• [AIM OF THE EXERCISE]: Every record below is to be reproduced exactly.

===== DATASET EXTRACT

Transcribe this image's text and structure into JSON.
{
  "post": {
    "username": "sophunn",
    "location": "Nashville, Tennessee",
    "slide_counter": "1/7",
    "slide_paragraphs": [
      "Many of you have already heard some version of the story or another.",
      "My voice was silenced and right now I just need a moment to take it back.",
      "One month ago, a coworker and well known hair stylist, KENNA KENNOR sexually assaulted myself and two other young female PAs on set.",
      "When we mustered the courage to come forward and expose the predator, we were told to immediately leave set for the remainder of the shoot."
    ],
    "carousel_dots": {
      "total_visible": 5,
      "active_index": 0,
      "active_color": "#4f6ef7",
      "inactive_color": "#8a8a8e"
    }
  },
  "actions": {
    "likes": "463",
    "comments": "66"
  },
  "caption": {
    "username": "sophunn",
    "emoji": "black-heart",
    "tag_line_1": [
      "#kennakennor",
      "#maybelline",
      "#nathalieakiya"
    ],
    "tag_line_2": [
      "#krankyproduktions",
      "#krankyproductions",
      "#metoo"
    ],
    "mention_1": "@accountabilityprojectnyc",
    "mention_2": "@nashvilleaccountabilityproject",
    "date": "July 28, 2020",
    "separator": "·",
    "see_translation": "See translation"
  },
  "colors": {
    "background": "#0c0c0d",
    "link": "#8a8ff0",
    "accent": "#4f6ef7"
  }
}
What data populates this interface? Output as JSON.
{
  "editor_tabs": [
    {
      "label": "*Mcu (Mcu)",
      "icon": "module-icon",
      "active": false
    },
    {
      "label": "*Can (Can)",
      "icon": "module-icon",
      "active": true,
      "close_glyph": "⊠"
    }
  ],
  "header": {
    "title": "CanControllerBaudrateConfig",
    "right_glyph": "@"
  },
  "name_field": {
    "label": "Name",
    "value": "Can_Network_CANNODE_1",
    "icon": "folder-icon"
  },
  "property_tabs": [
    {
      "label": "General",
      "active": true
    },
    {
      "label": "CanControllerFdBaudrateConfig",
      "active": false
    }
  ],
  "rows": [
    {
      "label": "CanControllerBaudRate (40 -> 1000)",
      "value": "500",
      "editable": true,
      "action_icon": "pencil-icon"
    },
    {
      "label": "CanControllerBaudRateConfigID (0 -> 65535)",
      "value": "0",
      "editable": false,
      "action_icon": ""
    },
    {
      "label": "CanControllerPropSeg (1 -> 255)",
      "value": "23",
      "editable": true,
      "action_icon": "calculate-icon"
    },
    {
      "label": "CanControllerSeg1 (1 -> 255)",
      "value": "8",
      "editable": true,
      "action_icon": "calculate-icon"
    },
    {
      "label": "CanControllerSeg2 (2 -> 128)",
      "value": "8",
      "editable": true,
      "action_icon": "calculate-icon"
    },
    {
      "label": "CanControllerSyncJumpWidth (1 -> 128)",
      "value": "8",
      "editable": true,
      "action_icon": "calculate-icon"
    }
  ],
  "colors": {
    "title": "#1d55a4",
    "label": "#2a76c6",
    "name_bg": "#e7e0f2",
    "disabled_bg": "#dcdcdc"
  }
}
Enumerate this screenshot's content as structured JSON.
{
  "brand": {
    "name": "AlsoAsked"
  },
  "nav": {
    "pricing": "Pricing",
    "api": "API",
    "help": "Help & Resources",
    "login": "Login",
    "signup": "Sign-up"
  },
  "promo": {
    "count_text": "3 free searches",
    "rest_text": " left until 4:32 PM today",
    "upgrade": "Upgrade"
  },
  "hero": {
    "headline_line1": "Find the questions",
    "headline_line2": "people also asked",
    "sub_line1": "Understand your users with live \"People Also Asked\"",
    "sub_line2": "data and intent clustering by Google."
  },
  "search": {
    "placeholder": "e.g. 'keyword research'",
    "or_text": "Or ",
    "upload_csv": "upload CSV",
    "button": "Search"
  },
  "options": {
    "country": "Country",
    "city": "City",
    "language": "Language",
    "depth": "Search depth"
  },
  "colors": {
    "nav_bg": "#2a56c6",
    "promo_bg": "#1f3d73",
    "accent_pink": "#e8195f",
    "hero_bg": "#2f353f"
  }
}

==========

• [SOLUTION TO THIS TASK]:
Transcribe this image's text and structure into JSON.
{
  "post": {
    "username": "sophunn",
    "location": "Nashville, Tennessee",
    "slide_counter": "1/7",
    "slide_paragraphs": [
      "Many of you have already heard some version of the story or another.",
      "My voice was silenced and right now I just need a moment to take it back.",
      "One month ago, a coworker and well known hair stylist, KENNA KENNOR sexually assaulted myself and two other young female PAs on set.",
      "When we mustered the courage to come forward and expose the predator, we were told to immediately leave set for the remainder of the shoot."
    ],
    "carousel_dots": {
      "total_visible": 5,
      "active_index": 0,
      "active_color": "#4f6ef7",
      "inactive_color": "#8a8a8e"
    }
  },
  "actions": {
    "likes": "463",
    "comments": "66"
  },
  "caption": {
    "username": "sophunn",
    "emoji": "black-heart",
    "tag_line_1": [
      "#kennakennor",
      "#maybelline",
      "#nathalieakiya"
    ],
    "tag_line_2": [
      "#krankyproduktions",
      "#krankyproductions",
      "#metoo"
    ],
    "mention_1": "@accountabilityprojectnyc",
    "mention_2": "@nashvilleaccountabilityproject",
    "date": "July 28, 2020",
    "separator": "·",
    "see_translation": "See translation"
  },
  "colors": {
    "background": "#0c0c0d",
    "link": "#8a8ff0",
    "accent": "#4f6ef7"
  }
}
What data populates this interface? Output as JSON.
{
  "editor_tabs": [
    {
      "label": "*Mcu (Mcu)",
      "icon": "module-icon",
      "active": false
    },
    {
      "label": "*Can (Can)",
      "icon": "module-icon",
      "active": true,
      "close_glyph": "⊠"
    }
  ],
  "header": {
    "title": "CanControllerBaudrateConfig",
    "right_glyph": "@"
  },
  "name_field": {
    "label": "Name",
    "value": "Can_Network_CANNODE_1",
    "icon": "folder-icon"
  },
  "property_tabs": [
    {
      "label": "General",
      "active": true
    },
    {
      "label": "CanControllerFdBaudrateConfig",
      "active": false
    }
  ],
  "rows": [
    {
      "label": "CanControllerBaudRate (40 -> 1000)",
      "value": "500",
      "editable": true,
      "action_icon": "pencil-icon"
    },
    {
      "label": "CanControllerBaudRateConfigID (0 -> 65535)",
      "value": "0",
      "editable": false,
      "action_icon": ""
    },
    {
      "label": "CanControllerPropSeg (1 -> 255)",
      "value": "23",
      "editable": true,
      "action_icon": "calculate-icon"
    },
    {
      "label": "CanControllerSeg1 (1 -> 255)",
      "value": "8",
      "editable": true,
      "action_icon": "calculate-icon"
    },
    {
      "label": "CanControllerSeg2 (2 -> 128)",
      "value": "8",
      "editable": true,
      "action_icon": "calculate-icon"
    },
    {
      "label": "CanControllerSyncJumpWidth (1 -> 128)",
      "value": "8",
      "editable": true,
      "action_icon": "calculate-icon"
    }
  ],
  "colors": {
    "title": "#1d55a4",
    "label": "#2a76c6",
    "name_bg": "#e7e0f2",
    "disabled_bg": "#dcdcdc"
  }
}
Enumerate this screenshot's content as structured JSON.
{
  "brand": {
    "name": "AlsoAsked"
  },
  "nav": {
    "pricing": "Pricing",
    "api": "API",
    "help": "Help & Resources",
    "login": "Login",
    "signup": "Sign-up"
  },
  "promo": {
    "count_text": "3 free searches",
    "rest_text": " left until 4:32 PM today",
    "upgrade": "Upgrade"
  },
  "hero": {
    "headline_line1": "Find the questions",
    "headline_line2": "people also asked",
    "sub_line1": "Understand your users with live \"People Also Asked\"",
    "sub_line2": "data and intent clustering by Google."
  },
  "search": {
    "placeholder": "e.g. 'keyword research'",
    "or_text": "Or ",
    "upload_csv": "upload CSV",
    "button": "Search"
  },
  "options": {
    "country": "Country",
    "city": "City",
    "language": "Language",
    "depth": "Search depth"
  },
  "colors": {
    "nav_bg": "#2a56c6",
    "promo_bg": "#1f3d73",
    "accent_pink": "#e8195f",
    "hero_bg": "#2f353f"
  }
}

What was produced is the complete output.